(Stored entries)
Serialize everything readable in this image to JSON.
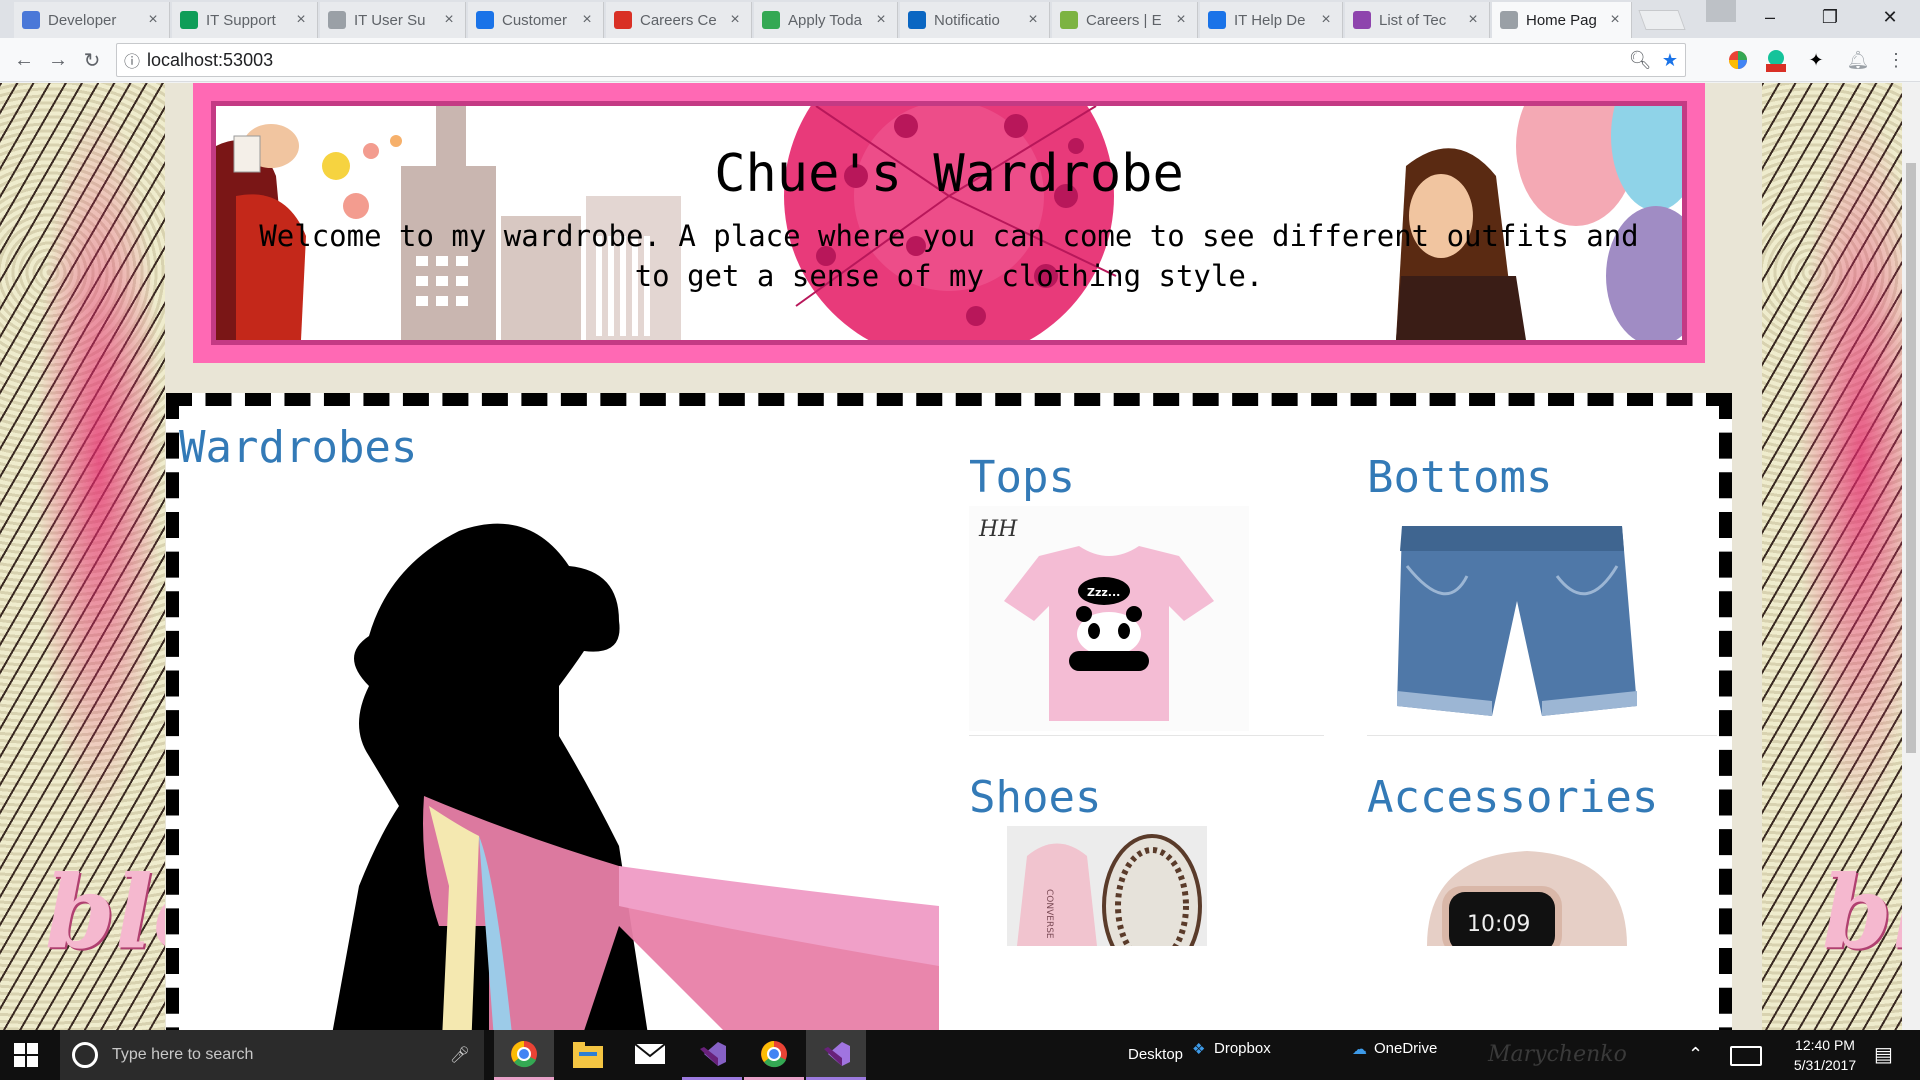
{
  "browser": {
    "tabs": [
      {
        "label": "Developer",
        "icon": "facebook-icon",
        "color": "#4a78d8"
      },
      {
        "label": "IT Support",
        "icon": "sheet-icon",
        "color": "#0f9d58"
      },
      {
        "label": "IT User Su",
        "icon": "document-icon",
        "color": "#9aa0a6"
      },
      {
        "label": "Customer",
        "icon": "checkbox-icon",
        "color": "#1a73e8"
      },
      {
        "label": "Careers Ce",
        "icon": "info-icon",
        "color": "#d93025"
      },
      {
        "label": "Apply Toda",
        "icon": "hyl-icon",
        "color": "#34a853"
      },
      {
        "label": "Notificatio",
        "icon": "linkedin-icon",
        "color": "#0a66c2"
      },
      {
        "label": "Careers | E",
        "icon": "pie-icon",
        "color": "#7cb342"
      },
      {
        "label": "IT Help De",
        "icon": "w-icon",
        "color": "#1a73e8"
      },
      {
        "label": "List of Tec",
        "icon": "bookmark-icon",
        "color": "#8e44ad"
      },
      {
        "label": "Home Pag",
        "icon": "page-icon",
        "color": "#9aa0a6"
      }
    ],
    "url": "localhost:53003"
  },
  "page": {
    "banner": {
      "title": "Chue's Wardrobe",
      "subtitle": "Welcome to my wardrobe. A place where you can come to see different outfits and to get a sense of my clothing style."
    },
    "wardrobes_heading": "Wardrobes",
    "categories": [
      {
        "label": "Tops"
      },
      {
        "label": "Bottoms"
      },
      {
        "label": "Shoes"
      },
      {
        "label": "Accessories"
      }
    ],
    "tee_logo": "HH",
    "tee_speech": "Zzz...",
    "shoe_text": "CONVERSE",
    "watch_time": "10:09",
    "side_text": "ble"
  },
  "taskbar": {
    "search_placeholder": "Type here to search",
    "desktop_label": "Desktop",
    "dropbox_label": "Dropbox",
    "onedrive_label": "OneDrive",
    "time": "12:40 PM",
    "date": "5/31/2017",
    "watermark": "Marychenko"
  },
  "colors": {
    "link": "#337ab7",
    "banner_border": "#ff69b4",
    "banner_inner": "#c43a84",
    "taskbar": "#101010"
  }
}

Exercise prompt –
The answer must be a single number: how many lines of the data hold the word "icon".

Response to this exercise –
11